▶ **WHAT IS EXPECTED**
Images are to be left out; everything else in the listing should be repeated exactly.
::: DATA UNDER STUDY :::
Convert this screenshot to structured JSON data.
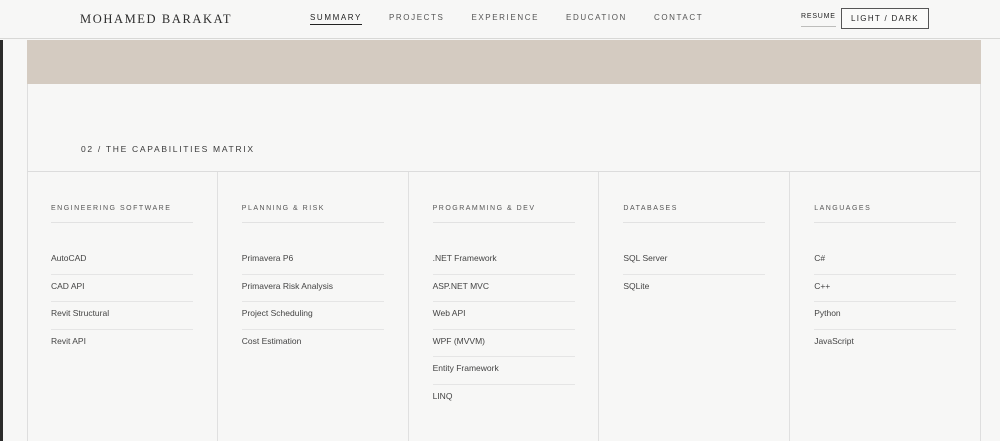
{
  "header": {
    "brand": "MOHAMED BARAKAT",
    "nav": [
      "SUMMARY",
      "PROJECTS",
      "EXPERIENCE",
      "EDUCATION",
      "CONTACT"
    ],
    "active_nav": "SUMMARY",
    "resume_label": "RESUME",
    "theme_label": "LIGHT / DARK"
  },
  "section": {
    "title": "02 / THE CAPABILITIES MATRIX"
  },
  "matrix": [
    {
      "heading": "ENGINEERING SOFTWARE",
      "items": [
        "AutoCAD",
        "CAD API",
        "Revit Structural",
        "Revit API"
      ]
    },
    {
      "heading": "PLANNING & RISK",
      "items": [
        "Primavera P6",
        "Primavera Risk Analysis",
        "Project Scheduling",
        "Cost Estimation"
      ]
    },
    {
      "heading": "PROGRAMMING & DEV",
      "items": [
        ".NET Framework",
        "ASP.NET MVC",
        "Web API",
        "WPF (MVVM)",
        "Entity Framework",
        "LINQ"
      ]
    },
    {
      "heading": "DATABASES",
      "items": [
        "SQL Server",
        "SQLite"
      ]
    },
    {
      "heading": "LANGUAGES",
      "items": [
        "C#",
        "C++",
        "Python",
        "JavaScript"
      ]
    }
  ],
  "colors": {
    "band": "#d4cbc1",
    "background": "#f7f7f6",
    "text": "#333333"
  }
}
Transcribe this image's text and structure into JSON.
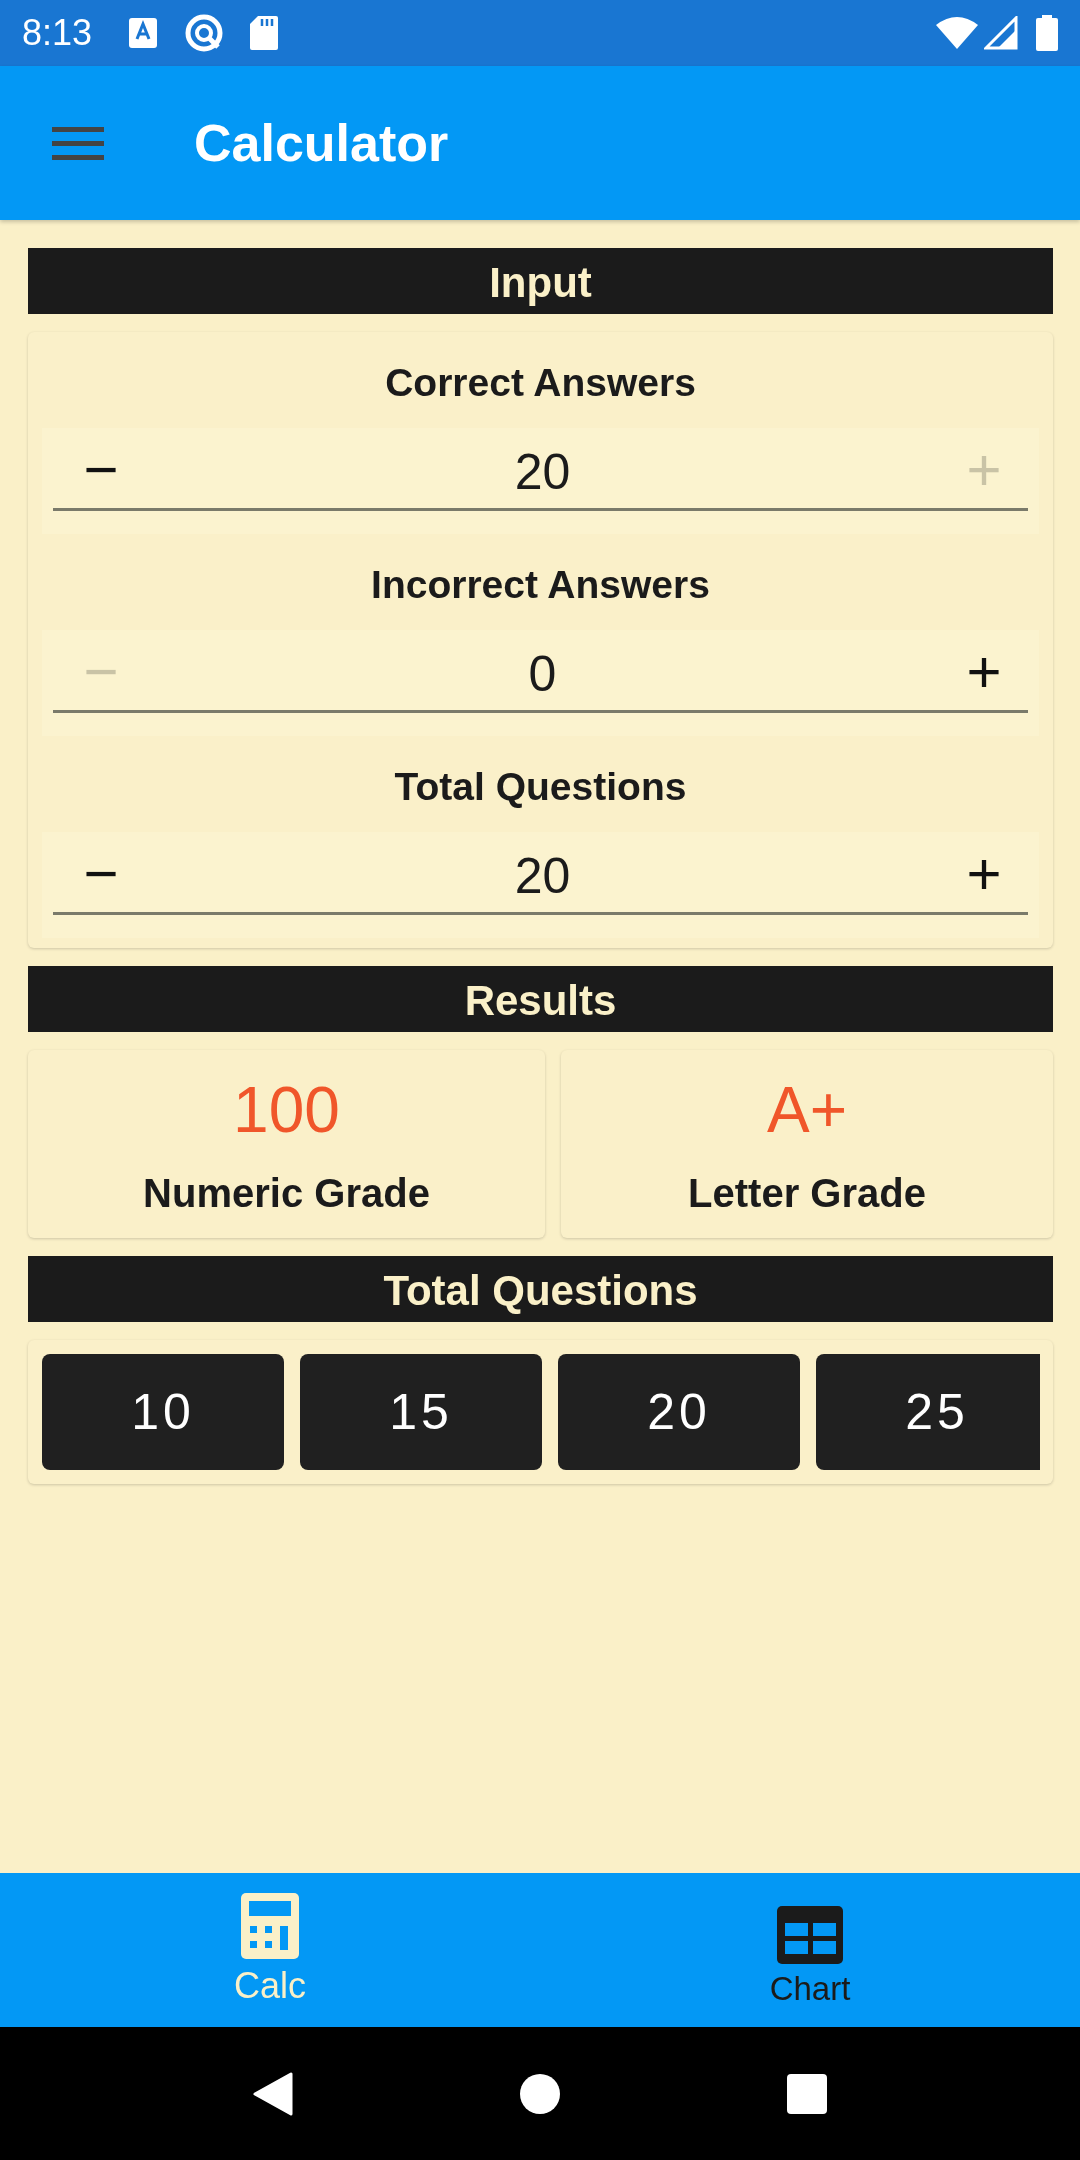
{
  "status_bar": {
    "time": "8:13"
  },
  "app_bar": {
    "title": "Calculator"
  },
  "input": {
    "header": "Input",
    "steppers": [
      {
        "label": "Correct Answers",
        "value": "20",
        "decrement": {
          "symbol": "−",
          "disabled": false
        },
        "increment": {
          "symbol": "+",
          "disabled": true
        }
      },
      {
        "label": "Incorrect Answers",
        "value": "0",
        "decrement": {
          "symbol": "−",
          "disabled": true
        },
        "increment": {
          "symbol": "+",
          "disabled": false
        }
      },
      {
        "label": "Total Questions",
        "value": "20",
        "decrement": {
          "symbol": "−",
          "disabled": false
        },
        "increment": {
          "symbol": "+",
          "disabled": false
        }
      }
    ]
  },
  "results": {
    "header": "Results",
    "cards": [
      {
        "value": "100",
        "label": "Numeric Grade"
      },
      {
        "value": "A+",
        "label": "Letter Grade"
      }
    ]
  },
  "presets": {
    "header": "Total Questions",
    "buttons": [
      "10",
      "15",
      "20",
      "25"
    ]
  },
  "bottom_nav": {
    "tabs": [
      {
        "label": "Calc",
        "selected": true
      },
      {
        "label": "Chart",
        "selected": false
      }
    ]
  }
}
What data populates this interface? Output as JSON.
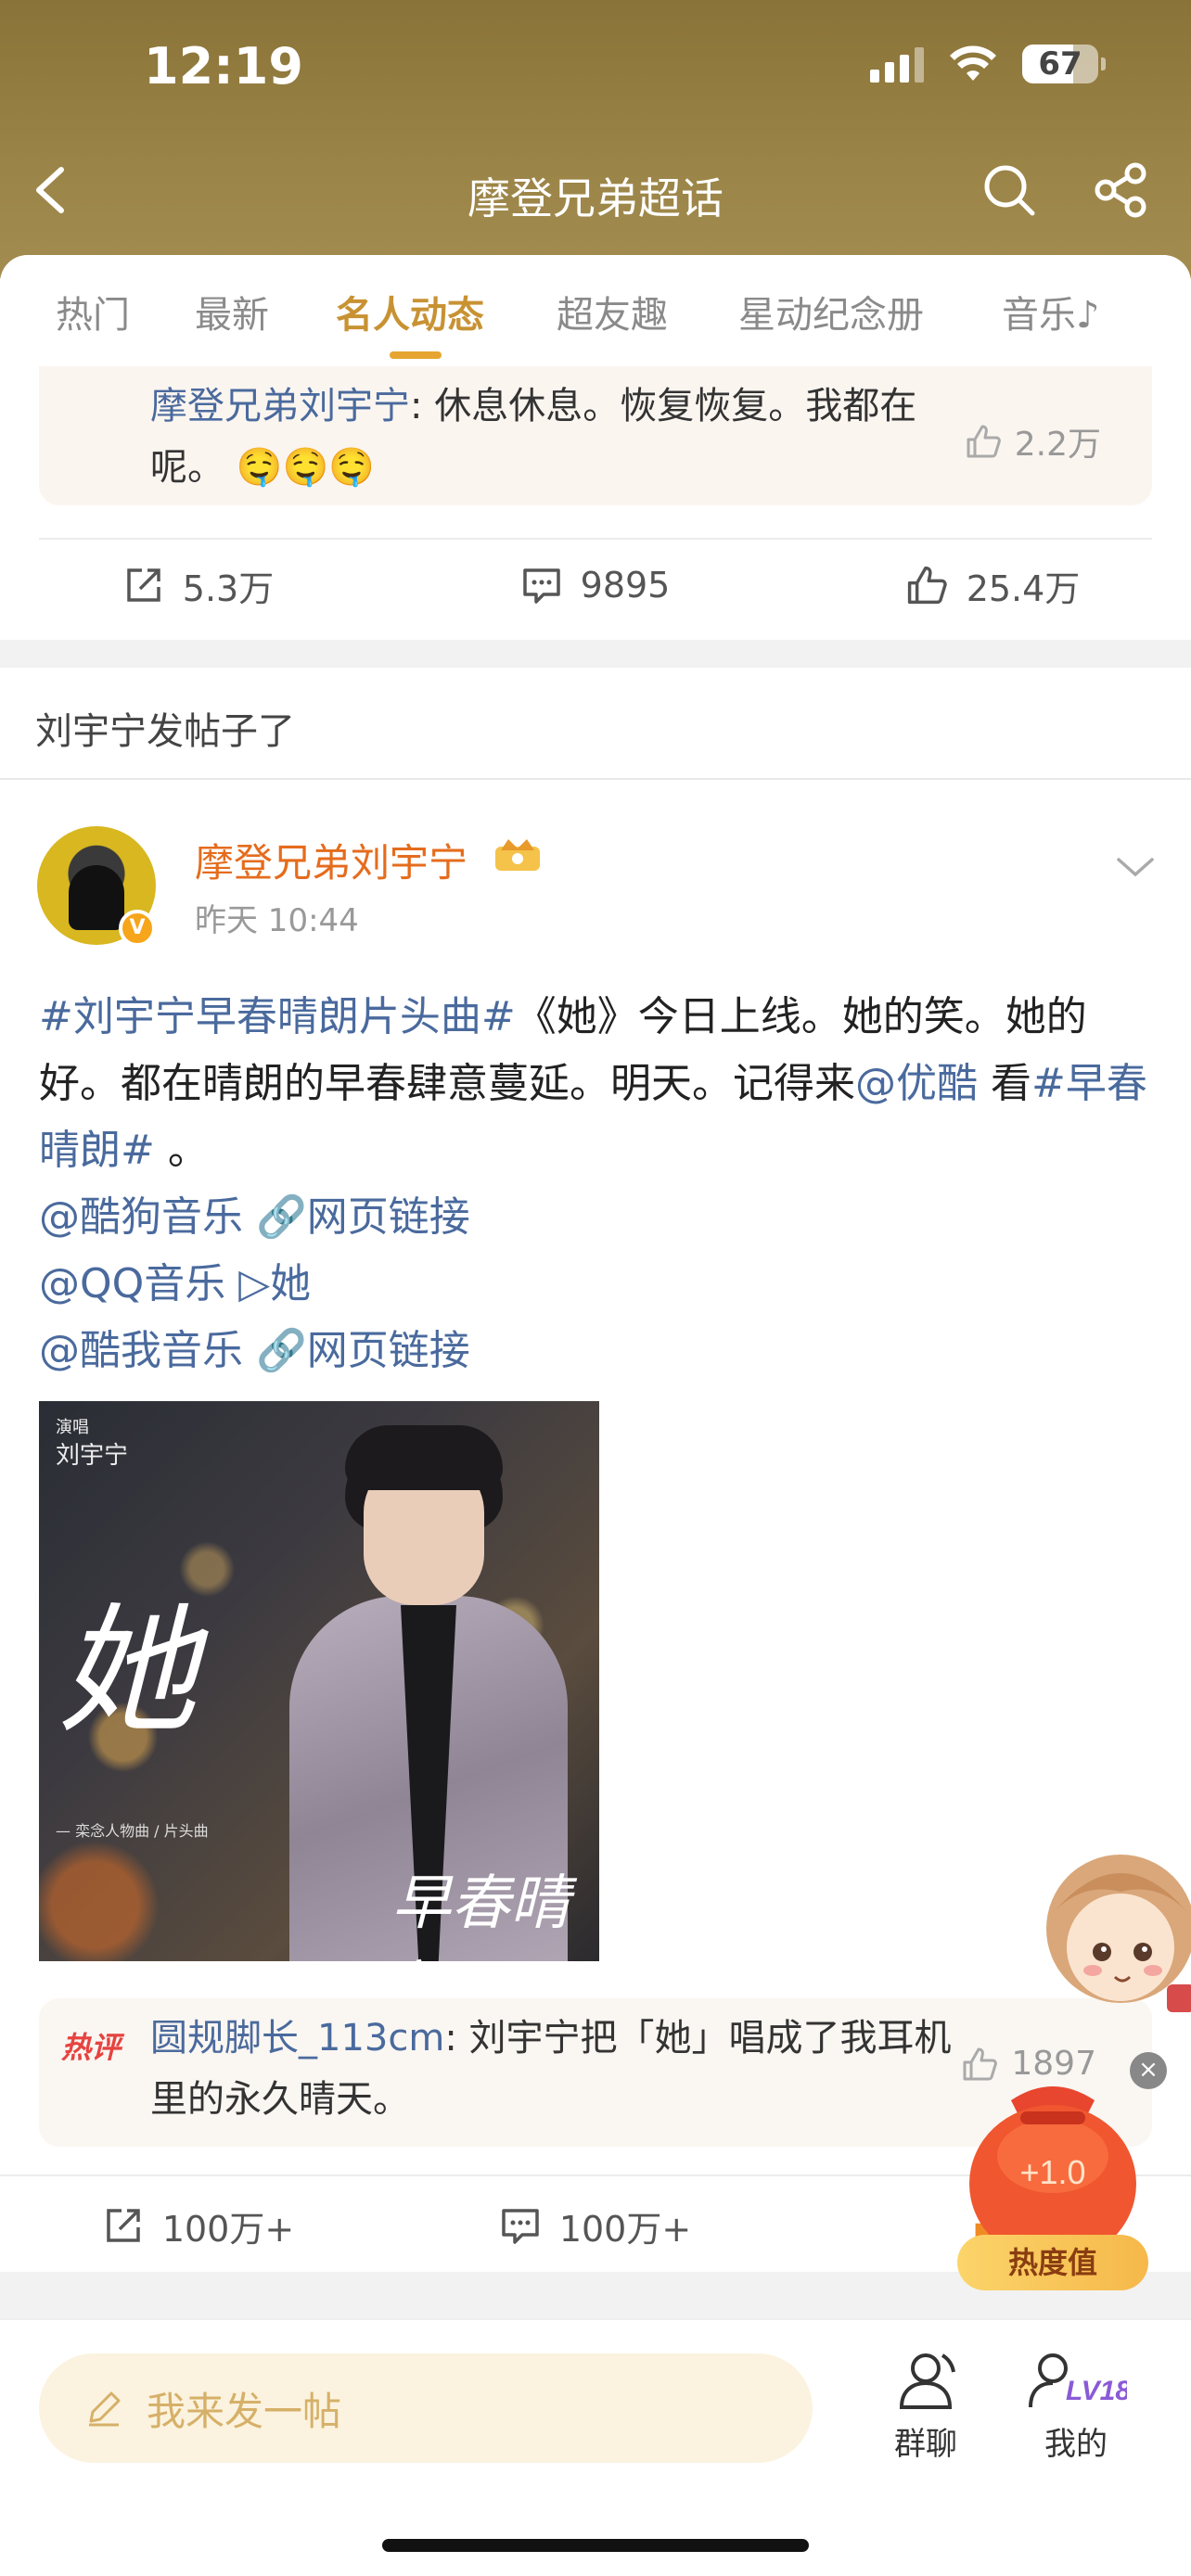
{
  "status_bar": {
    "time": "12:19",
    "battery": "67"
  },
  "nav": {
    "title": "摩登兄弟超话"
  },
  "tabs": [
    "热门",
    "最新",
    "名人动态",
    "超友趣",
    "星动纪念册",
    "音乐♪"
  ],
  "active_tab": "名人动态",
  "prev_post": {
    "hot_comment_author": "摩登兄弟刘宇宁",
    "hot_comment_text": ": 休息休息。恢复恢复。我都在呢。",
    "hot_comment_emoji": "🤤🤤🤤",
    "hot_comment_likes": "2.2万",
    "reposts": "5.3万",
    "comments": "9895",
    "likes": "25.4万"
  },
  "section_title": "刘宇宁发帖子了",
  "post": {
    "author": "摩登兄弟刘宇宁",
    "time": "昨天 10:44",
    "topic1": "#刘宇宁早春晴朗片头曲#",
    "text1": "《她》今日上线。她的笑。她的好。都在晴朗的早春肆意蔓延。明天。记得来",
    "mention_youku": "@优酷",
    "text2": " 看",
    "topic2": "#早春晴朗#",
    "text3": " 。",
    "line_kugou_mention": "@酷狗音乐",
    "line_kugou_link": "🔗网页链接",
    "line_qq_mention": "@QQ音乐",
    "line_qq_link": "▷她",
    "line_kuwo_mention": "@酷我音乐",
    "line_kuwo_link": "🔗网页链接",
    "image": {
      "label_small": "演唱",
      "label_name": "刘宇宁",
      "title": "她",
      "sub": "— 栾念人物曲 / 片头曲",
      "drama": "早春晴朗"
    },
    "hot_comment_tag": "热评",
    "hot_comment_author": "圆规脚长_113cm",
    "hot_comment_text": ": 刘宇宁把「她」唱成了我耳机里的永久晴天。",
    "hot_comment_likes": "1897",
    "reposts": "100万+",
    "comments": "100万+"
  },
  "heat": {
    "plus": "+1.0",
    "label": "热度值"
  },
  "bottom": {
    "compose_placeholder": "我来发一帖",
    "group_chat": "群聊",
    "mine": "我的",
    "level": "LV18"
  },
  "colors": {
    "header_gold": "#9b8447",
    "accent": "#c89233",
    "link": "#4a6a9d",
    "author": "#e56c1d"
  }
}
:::
▶ **WRITTEN ANSWER**
Convert this screenshot to structured JSON data.
{
  "header": {
    "brand": "MOHAMED BARAKAT",
    "nav": [
      "SUMMARY",
      "PROJECTS",
      "EXPERIENCE",
      "EDUCATION",
      "CONTACT"
    ],
    "active_nav": "SUMMARY",
    "resume_label": "RESUME",
    "theme_label": "LIGHT / DARK"
  },
  "section": {
    "title": "02 / THE CAPABILITIES MATRIX"
  },
  "matrix": [
    {
      "heading": "ENGINEERING SOFTWARE",
      "items": [
        "AutoCAD",
        "CAD API",
        "Revit Structural",
        "Revit API"
      ]
    },
    {
      "heading": "PLANNING & RISK",
      "items": [
        "Primavera P6",
        "Primavera Risk Analysis",
        "Project Scheduling",
        "Cost Estimation"
      ]
    },
    {
      "heading": "PROGRAMMING & DEV",
      "items": [
        ".NET Framework",
        "ASP.NET MVC",
        "Web API",
        "WPF (MVVM)",
        "Entity Framework",
        "LINQ"
      ]
    },
    {
      "heading": "DATABASES",
      "items": [
        "SQL Server",
        "SQLite"
      ]
    },
    {
      "heading": "LANGUAGES",
      "items": [
        "C#",
        "C++",
        "Python",
        "JavaScript"
      ]
    }
  ],
  "colors": {
    "band": "#d4cbc1",
    "background": "#f7f7f6",
    "text": "#333333"
  }
}
Transcribe this image's text and structure into JSON.
{
  "status_bar": {
    "time": "8:13"
  },
  "app_bar": {
    "title": "Calculator"
  },
  "input": {
    "header": "Input",
    "steppers": [
      {
        "label": "Correct Answers",
        "value": "20",
        "decrement": {
          "symbol": "−",
          "disabled": false
        },
        "increment": {
          "symbol": "+",
          "disabled": true
        }
      },
      {
        "label": "Incorrect Answers",
        "value": "0",
        "decrement": {
          "symbol": "−",
          "disabled": true
        },
        "increment": {
          "symbol": "+",
          "disabled": false
        }
      },
      {
        "label": "Total Questions",
        "value": "20",
        "decrement": {
          "symbol": "−",
          "disabled": false
        },
        "increment": {
          "symbol": "+",
          "disabled": false
        }
      }
    ]
  },
  "results": {
    "header": "Results",
    "cards": [
      {
        "value": "100",
        "label": "Numeric Grade"
      },
      {
        "value": "A+",
        "label": "Letter Grade"
      }
    ]
  },
  "presets": {
    "header": "Total Questions",
    "buttons": [
      "10",
      "15",
      "20",
      "25"
    ]
  },
  "bottom_nav": {
    "tabs": [
      {
        "label": "Calc",
        "selected": true
      },
      {
        "label": "Chart",
        "selected": false
      }
    ]
  }
}
What data populates this interface? Output as JSON.
{
  "status_bar": {
    "time": "12:19",
    "battery": "67"
  },
  "nav": {
    "title": "摩登兄弟超话"
  },
  "tabs": [
    "热门",
    "最新",
    "名人动态",
    "超友趣",
    "星动纪念册",
    "音乐♪"
  ],
  "active_tab": "名人动态",
  "prev_post": {
    "hot_comment_author": "摩登兄弟刘宇宁",
    "hot_comment_text": ": 休息休息。恢复恢复。我都在呢。",
    "hot_comment_emoji": "🤤🤤🤤",
    "hot_comment_likes": "2.2万",
    "reposts": "5.3万",
    "comments": "9895",
    "likes": "25.4万"
  },
  "section_title": "刘宇宁发帖子了",
  "post": {
    "author": "摩登兄弟刘宇宁",
    "time": "昨天 10:44",
    "topic1": "#刘宇宁早春晴朗片头曲#",
    "text1": "《她》今日上线。她的笑。她的好。都在晴朗的早春肆意蔓延。明天。记得来",
    "mention_youku": "@优酷",
    "text2": " 看",
    "topic2": "#早春晴朗#",
    "text3": " 。",
    "line_kugou_mention": "@酷狗音乐",
    "line_kugou_link": "🔗网页链接",
    "line_qq_mention": "@QQ音乐",
    "line_qq_link": "▷她",
    "line_kuwo_mention": "@酷我音乐",
    "line_kuwo_link": "🔗网页链接",
    "image": {
      "label_small": "演唱",
      "label_name": "刘宇宁",
      "title": "她",
      "sub": "— 栾念人物曲 / 片头曲",
      "drama": "早春晴朗"
    },
    "hot_comment_tag": "热评",
    "hot_comment_author": "圆规脚长_113cm",
    "hot_comment_text": ": 刘宇宁把「她」唱成了我耳机里的永久晴天。",
    "hot_comment_likes": "1897",
    "reposts": "100万+",
    "comments": "100万+"
  },
  "heat": {
    "plus": "+1.0",
    "label": "热度值"
  },
  "bottom": {
    "compose_placeholder": "我来发一帖",
    "group_chat": "群聊",
    "mine": "我的",
    "level": "LV18"
  },
  "colors": {
    "header_gold": "#9b8447",
    "accent": "#c89233",
    "link": "#4a6a9d",
    "author": "#e56c1d"
  }
}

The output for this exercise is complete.